►

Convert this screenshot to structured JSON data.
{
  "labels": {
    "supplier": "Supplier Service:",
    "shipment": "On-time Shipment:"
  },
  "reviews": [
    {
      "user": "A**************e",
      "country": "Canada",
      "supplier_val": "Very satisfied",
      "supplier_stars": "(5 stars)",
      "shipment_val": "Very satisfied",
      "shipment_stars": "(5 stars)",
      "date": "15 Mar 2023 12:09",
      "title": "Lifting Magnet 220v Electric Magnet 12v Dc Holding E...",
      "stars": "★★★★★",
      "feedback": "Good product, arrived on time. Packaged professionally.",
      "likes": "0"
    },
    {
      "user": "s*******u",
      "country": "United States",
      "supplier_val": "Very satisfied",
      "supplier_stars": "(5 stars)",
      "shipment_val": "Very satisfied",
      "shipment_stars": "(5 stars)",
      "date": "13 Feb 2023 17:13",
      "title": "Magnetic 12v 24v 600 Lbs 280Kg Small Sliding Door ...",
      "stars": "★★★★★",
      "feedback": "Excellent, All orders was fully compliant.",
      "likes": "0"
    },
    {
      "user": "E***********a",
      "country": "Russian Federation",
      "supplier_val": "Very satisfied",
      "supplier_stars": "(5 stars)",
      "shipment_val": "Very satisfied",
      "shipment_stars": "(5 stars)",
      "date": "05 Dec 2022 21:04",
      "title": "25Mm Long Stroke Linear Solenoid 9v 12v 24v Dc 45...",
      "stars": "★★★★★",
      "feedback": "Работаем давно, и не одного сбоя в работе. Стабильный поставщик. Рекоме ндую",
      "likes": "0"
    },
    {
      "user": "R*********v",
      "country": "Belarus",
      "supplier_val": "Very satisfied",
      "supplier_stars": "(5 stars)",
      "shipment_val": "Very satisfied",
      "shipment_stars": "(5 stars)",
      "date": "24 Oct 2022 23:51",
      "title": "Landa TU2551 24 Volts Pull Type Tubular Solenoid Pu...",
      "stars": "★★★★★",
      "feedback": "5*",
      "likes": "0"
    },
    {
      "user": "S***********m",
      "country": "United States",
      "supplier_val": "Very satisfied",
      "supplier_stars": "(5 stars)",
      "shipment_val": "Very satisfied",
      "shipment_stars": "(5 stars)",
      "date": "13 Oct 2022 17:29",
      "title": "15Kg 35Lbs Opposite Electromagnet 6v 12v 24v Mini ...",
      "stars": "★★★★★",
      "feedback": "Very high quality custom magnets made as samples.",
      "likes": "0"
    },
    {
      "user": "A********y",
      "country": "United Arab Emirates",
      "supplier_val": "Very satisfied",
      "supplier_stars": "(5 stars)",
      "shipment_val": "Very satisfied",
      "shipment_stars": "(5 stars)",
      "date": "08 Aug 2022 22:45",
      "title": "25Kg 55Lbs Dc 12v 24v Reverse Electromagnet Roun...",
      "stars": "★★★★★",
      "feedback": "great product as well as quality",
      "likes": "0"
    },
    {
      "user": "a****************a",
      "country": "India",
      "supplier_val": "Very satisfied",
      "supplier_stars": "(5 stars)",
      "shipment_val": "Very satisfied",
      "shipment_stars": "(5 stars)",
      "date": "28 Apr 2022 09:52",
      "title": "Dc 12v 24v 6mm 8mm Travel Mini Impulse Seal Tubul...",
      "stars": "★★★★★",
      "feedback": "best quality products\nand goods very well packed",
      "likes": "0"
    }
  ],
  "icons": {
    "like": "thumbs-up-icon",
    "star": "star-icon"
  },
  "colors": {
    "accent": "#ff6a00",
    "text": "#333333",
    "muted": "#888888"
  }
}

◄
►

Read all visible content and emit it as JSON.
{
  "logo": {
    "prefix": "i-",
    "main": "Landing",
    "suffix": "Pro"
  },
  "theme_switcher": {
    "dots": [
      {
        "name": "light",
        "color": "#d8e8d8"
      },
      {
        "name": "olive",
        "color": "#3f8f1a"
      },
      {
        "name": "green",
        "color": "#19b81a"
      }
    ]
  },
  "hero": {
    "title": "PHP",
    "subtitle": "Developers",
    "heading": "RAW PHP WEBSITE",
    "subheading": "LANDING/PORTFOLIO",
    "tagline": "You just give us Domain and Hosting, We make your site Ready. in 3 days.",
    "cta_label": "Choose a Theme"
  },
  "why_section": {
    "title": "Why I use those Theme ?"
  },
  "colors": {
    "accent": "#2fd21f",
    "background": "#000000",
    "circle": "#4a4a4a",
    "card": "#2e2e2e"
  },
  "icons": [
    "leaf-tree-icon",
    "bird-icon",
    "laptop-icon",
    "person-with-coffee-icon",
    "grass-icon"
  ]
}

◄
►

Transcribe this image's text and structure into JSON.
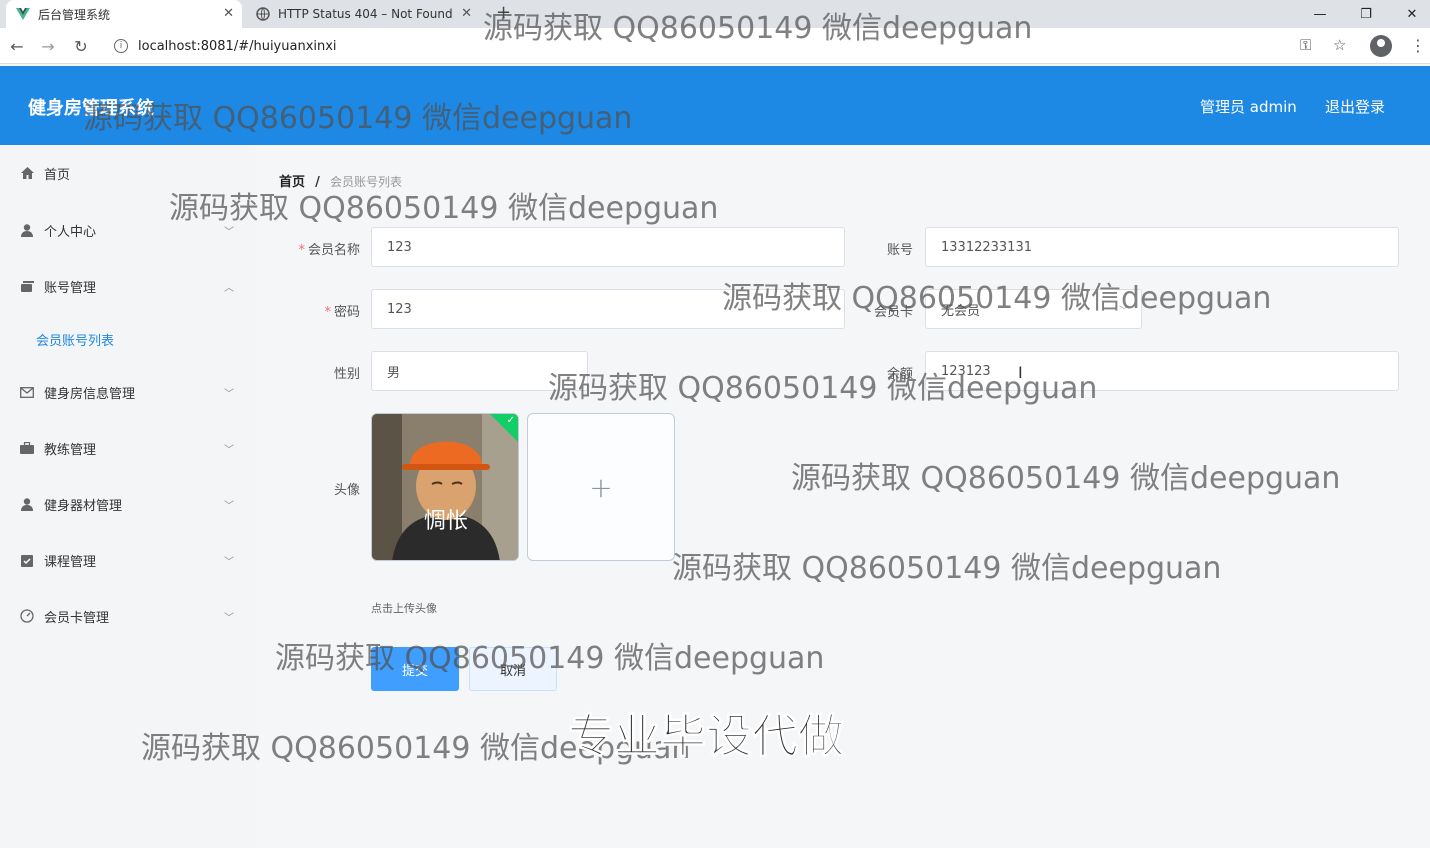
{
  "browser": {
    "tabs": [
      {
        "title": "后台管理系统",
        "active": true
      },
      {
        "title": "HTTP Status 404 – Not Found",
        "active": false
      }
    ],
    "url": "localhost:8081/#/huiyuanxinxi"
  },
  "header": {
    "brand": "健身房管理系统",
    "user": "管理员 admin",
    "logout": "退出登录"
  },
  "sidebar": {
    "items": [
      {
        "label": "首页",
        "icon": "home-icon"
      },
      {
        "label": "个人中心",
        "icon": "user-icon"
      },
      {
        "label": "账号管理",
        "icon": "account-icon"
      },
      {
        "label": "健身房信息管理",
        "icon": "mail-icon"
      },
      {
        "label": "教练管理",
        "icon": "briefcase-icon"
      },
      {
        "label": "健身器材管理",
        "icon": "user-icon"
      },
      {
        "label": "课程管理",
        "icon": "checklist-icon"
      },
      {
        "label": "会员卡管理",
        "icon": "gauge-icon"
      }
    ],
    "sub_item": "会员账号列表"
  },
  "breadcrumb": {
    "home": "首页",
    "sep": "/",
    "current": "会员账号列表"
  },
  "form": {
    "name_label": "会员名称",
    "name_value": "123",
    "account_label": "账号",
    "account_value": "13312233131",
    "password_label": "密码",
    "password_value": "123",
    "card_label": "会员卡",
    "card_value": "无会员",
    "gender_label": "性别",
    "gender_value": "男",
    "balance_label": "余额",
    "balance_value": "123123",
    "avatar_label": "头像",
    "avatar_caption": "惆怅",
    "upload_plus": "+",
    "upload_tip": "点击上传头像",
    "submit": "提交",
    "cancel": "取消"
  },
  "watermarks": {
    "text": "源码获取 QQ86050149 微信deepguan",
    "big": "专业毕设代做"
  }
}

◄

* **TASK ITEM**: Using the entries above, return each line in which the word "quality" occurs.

* **ANSWER TO THE EXERCISE**:
      "feedback": "Very high quality custom magnets made as samples.",
      "feedback": "great product as well as quality",
      "feedback": "best quality products\nand goods very well packed",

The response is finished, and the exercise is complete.